Richards Bay Minerals (RBM), a com-pany that mines and beneficiates the mineral-rich sands in the coastal dunes of KwaZulu-Natal, and mining giant Rio Tinto are spending about R30-million from the planned budget for 2008/9 to continue all activities related to the rehabilitation of coastal dune vegetation through natural processes.
The rehabilitation project started some 32 years ago.
Besides other things, the monitoring by an independent group of academics from the University of Pretoria involves interdisciplinary research on age-related changes in ecological components of coastal dune forests. These assist them in unravelling and evaluating the ecological processes that drive forest development and govern the postmining recovery of coastal dunes.

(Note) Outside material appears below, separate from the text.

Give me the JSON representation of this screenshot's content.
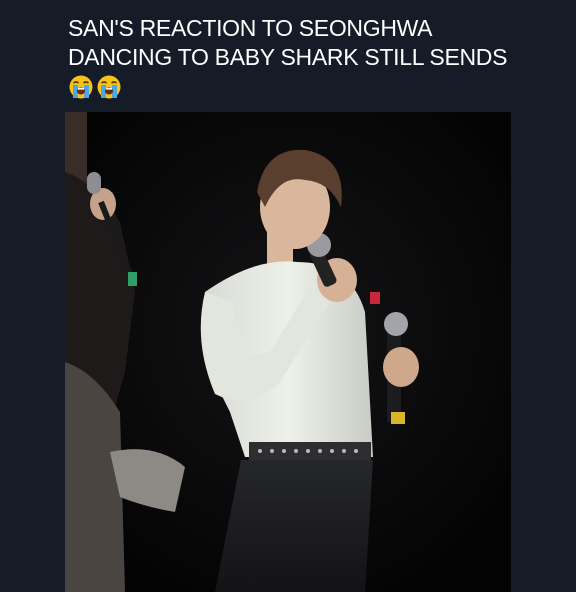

RBM is a joint venture between Rio Tinto and BHP Billiton and, for some 33 years, RBM has been mining the coastal sand dunes of northern KwaZulu-Natal for valu- able minerals such as ilmenite, rutile and zircon.

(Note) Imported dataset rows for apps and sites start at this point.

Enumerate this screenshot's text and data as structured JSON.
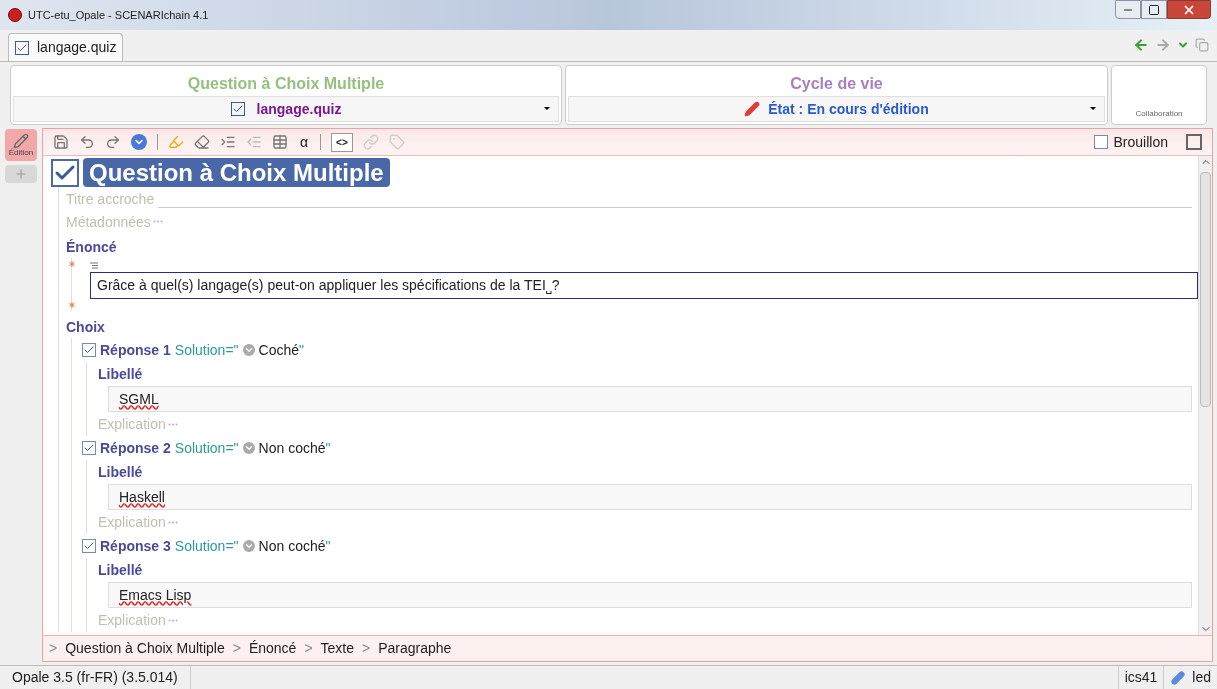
{
  "window": {
    "title": "UTC-etu_Opale - SCENARIchain 4.1"
  },
  "tab": {
    "label": "langage.quiz",
    "selected": true
  },
  "header": {
    "model_title": "Question à Choix Multiple",
    "item": "langage.quiz",
    "lifecycle_title": "Cycle de vie",
    "state": "État : En cours d'édition",
    "collaboration": "Collaboration"
  },
  "side_tabs": [
    {
      "kind": "edit",
      "label": "Édition",
      "selected": true
    },
    {
      "kind": "add",
      "selected": false
    }
  ],
  "toolbar": {
    "symbol": "α",
    "xml_view": "<>",
    "draft": {
      "label": "Brouillon",
      "checked": false
    }
  },
  "document": {
    "title": "Question à Choix Multiple",
    "checked": true,
    "fields": [
      {
        "label": "Titre accroche",
        "kind": "line"
      },
      {
        "label": "Métadonnées",
        "kind": "more"
      }
    ],
    "statement": {
      "label": "Énoncé",
      "text": "Grâce à quel(s) langage(s) peut-on appliquer les spécifications de la TEI⎵?"
    },
    "choices_label": "Choix",
    "answers": [
      {
        "title": "Réponse 1",
        "checked": true,
        "attr": "Solution=\"",
        "value": "Coché",
        "close": "\"",
        "label_heading": "Libellé",
        "text": "SGML",
        "misspelled": true,
        "explanation": "Explication"
      },
      {
        "title": "Réponse 2",
        "checked": true,
        "attr": "Solution=\"",
        "value": "Non coché",
        "close": "\"",
        "label_heading": "Libellé",
        "text": "Haskell",
        "misspelled": true,
        "explanation": "Explication"
      },
      {
        "title": "Réponse 3",
        "checked": true,
        "attr": "Solution=\"",
        "value": "Non coché",
        "close": "\"",
        "label_heading": "Libellé",
        "text": "Emacs Lisp",
        "misspelled": true,
        "explanation": "Explication"
      }
    ]
  },
  "breadcrumb": {
    "separator": ">",
    "items": [
      "Question à Choix Multiple",
      "Énoncé",
      "Texte",
      "Paragraphe"
    ]
  },
  "status_bar": {
    "version": "Opale 3.5 (fr-FR) (3.5.014)",
    "user": "ics41",
    "server": "led"
  }
}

Last year, R26-million was spent on the rehabilitation of indigenous forests, commercial forests, weed control, illegal dumping removals, machinery and the payment of contractors that employ local labour.
RBM ecologist Michelle Boshoff says that the company supports social and environmental activities that go hand-in-hand with the protection of biological diversity.

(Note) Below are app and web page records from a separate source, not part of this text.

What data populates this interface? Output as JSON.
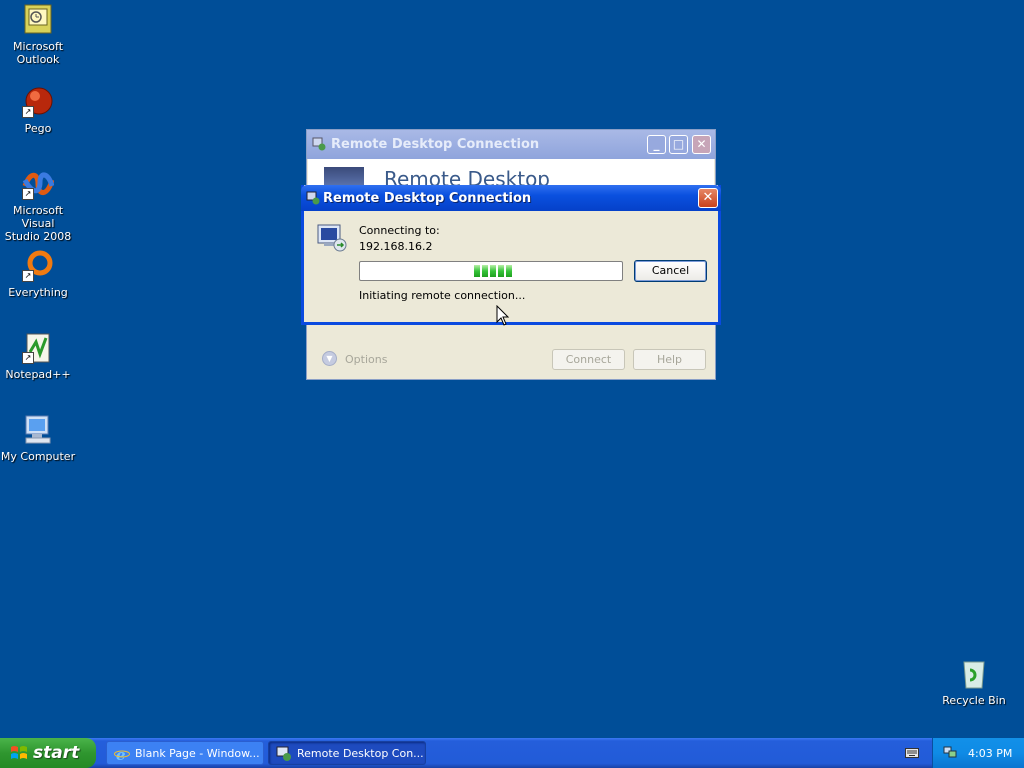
{
  "desktop": {
    "icons": [
      {
        "label": "Microsoft\nOutlook",
        "icon": "outlook-icon"
      },
      {
        "label": "Pego",
        "icon": "pego-icon"
      },
      {
        "label": "Microsoft Visual\nStudio 2008",
        "icon": "visual-studio-icon"
      },
      {
        "label": "Everything",
        "icon": "everything-icon"
      },
      {
        "label": "Notepad++",
        "icon": "notepadpp-icon"
      },
      {
        "label": "My Computer",
        "icon": "my-computer-icon"
      },
      {
        "label": "Recycle Bin",
        "icon": "recycle-bin-icon"
      }
    ]
  },
  "back_window": {
    "title": "Remote Desktop Connection",
    "banner_text": "Remote Desktop",
    "options_label": "Options",
    "connect_label": "Connect",
    "help_label": "Help"
  },
  "dialog": {
    "title": "Remote Desktop Connection",
    "connecting_label": "Connecting to:",
    "address": "192.168.16.2",
    "cancel_label": "Cancel",
    "status_text": "Initiating remote connection..."
  },
  "taskbar": {
    "start_label": "start",
    "tasks": [
      {
        "label": "Blank Page - Window...",
        "icon": "ie-icon"
      },
      {
        "label": "Remote Desktop Con...",
        "icon": "rdc-icon"
      }
    ],
    "clock": "4:03 PM"
  },
  "colors": {
    "desktop": "#004e98",
    "title_bar": "#0a50df",
    "progress_fill": "#37c43a",
    "start_button": "#2f962f"
  }
}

“Mining, by its very nature, destroys biological diversity. “RBM is committed to the sustainable use of resources and, in line with Rio Tinto’s biodiversity strategy, ensures the recovery of the processes that will lead to the restoration of biological diversity,” says Boshoff.
RBM’s mining lease areas serve as an outdoor laboratory to study the ecological and biological processes that dictate the regeneration of terrestrial and coastal ecosystems. RBM aims to restore the biological pro-cesses typical of a coastal dune forest. The company relies on natural processes to regain species diversity and the processes that revolve around their persistence. Such a long-term commitment to ecological restoration, specifically using natural processes, is unique in Africa and most other places – the programe thus puts RBM at the forefront.
To achieve its goal, RBM has committed itself to an independent scientific research programme by the Conservation Ecology Research Unit, which evaluates the com- pany’s restoration efforts according to set ecological criteria, and guides its restoration management decisions.
“This has set the stage for the design of a series of ongoing studies that deal with the regeneration of coastal dune forest community composition, structure and function. “These studies are guided by the principles of academic independence and freedom,” declares Boshoff.
The company’s financial and philosophical commitment to restoration and research has so far ensured that rehabilitation has been largely successful. But continued commitment, not only to the principle of best practice in rehabilitation, but also to catering for the unforeseen through support for innovative research, will ensure success in the future.